Déjà vu all over again
It was a quiet night in Istanbul until the blast reverberated across the Bosphorus and we all realized it was not a thunderstorm approaching. The Kurdistan Workers’ Party’s (PKK) offshoot and deeply dark arm, the Kurdistan Freedom Hawks (TAK), had literally hit the heart of Istanbul. From the Asian suburb of Ataşehir, to the posh neighborhood of Etiler, thousands felt as if the attack had happened next door. This indeed may be a game-changer in the fight against the PKK.
For the first time, the target is the first defense line of the secular lifestyle. Unlike the Sultanahmet or Vezneciler attacks, it is not the history of the Ottoman ties of this government that it under threat. It is the core crowd that could vote for a change and better Turkey. Young people, who go to Beşiktaş games, who like hanging out in Taksim despite its dismal situation and who defend our right to live side by side, were killed in the attack.
The PKK’s message is clear and it is much darker than pro-Justice and Development Party (AKP) papers can write. It is not the “big outside powers” that are dictating these policies. The terrorist group is now claiming its stake in big cities, seeking revenge against the operations that lasted for months in Sur, Cizre and Şırnak. The security forces might have “cleansed” the area and literally wiped a place (Şırnak) off the map. But the desperation continues for the people that are stuck in between, and so the PKK always finds enough human resources.
The Turkish Enterprise and Business Confederation’s (TÜRKONFED) chairman, Tarkan Kadooğlu, himself from Cizre, said this in an interview in daily Hürriyet before the attack. “Nobody in the southeast is interested in building their houses or using the government grants to open up shops anymore. The government is promising to build factories for free. Nobody is applying. People are tired, they have lost hope. They do not want to deal with this anymore.”
Muharrem Sarıkaya, a veteran columnist at daily Habertürk, calculated the number of attacks in a year during a TV interview on Dec. 12. “Nineteen big attacks, 23 altogether,” he said; “one for every 45 days, and six of them in Istanbul.” Sarıkaya said that we as citizens have the right and duty to ask the authorities why.
Interior Minister Süleyman Soylu’s answer to this question is probably a “Sri Lankan Model” of destruction that would wipe out at least 1 million Kurds, including the relatives and sympathizers of PKK terrorists.
Speaking to A Haber, AKP MP Şamil Tayyar said “there will be a new deep state, reporting to the people only.” For that, there is a word: It is called militia. Ufuk Ulutaş, an academic, wrote in daily Akşam that Turkey should practice “non-conventional combat” methods. Those methods most likely include summary executions, disappearances, torture and the like.
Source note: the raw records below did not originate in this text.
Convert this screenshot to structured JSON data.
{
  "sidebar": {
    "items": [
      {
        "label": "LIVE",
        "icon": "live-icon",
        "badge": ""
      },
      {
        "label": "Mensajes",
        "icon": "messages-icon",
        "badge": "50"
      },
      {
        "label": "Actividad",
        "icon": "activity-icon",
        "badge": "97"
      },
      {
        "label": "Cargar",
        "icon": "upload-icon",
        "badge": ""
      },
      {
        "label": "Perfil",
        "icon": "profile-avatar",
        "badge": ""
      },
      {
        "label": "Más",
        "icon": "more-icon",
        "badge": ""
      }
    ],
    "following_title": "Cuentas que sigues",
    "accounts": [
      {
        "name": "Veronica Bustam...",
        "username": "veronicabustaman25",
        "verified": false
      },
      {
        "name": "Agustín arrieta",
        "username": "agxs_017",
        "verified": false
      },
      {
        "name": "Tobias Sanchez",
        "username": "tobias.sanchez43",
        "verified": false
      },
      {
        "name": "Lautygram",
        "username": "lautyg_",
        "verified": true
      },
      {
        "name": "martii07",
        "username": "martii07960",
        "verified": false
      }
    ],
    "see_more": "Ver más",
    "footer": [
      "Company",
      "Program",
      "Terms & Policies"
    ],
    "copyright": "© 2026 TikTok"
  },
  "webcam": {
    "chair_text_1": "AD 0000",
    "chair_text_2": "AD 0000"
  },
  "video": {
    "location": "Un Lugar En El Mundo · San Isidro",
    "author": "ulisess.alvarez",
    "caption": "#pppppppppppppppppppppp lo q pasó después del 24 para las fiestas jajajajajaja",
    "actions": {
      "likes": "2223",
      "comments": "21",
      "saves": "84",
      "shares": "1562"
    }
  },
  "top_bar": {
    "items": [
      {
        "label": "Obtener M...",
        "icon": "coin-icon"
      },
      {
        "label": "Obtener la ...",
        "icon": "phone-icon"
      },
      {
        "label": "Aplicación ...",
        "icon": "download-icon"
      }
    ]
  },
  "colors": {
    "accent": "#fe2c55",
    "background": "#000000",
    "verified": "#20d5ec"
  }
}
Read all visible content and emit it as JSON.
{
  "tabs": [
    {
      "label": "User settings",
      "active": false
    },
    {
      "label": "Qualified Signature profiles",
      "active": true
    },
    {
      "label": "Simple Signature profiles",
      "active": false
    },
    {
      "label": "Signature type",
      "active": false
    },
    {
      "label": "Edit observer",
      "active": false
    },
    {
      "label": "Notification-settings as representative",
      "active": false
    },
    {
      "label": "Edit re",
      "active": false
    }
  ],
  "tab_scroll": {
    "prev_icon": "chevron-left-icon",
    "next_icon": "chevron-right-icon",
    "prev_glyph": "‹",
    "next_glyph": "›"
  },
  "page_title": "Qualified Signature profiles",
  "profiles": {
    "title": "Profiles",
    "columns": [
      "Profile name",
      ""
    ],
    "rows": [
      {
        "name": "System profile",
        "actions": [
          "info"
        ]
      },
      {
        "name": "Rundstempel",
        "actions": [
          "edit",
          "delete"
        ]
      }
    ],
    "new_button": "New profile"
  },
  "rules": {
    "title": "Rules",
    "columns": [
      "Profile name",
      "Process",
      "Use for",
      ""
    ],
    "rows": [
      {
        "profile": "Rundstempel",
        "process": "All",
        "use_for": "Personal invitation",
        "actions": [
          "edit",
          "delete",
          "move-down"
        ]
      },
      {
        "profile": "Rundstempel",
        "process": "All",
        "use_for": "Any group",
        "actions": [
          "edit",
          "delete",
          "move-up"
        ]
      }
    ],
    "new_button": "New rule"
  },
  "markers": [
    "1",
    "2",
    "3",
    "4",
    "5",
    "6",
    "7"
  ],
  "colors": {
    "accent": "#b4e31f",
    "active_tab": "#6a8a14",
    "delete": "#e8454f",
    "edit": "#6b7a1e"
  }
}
Turkey’s rulers want a combat like the 1990s, but it is too late for a déjà vu. Turkey’s officials should wake up immediately. The PKK has transformed itself into a war machine with allies in northern Syria and a dark urban killing machine in Turkey’s cities. To fight it, you need a better ideology, better media, better civil servants and, yes, much better NGOs. Kurdish politicians should urgently engage in some soul-searching and part ways with this brutality. Otherwise, even Selahattin Demirtaş will end up in the pages of history as a lost hope and this nation will be forever divided.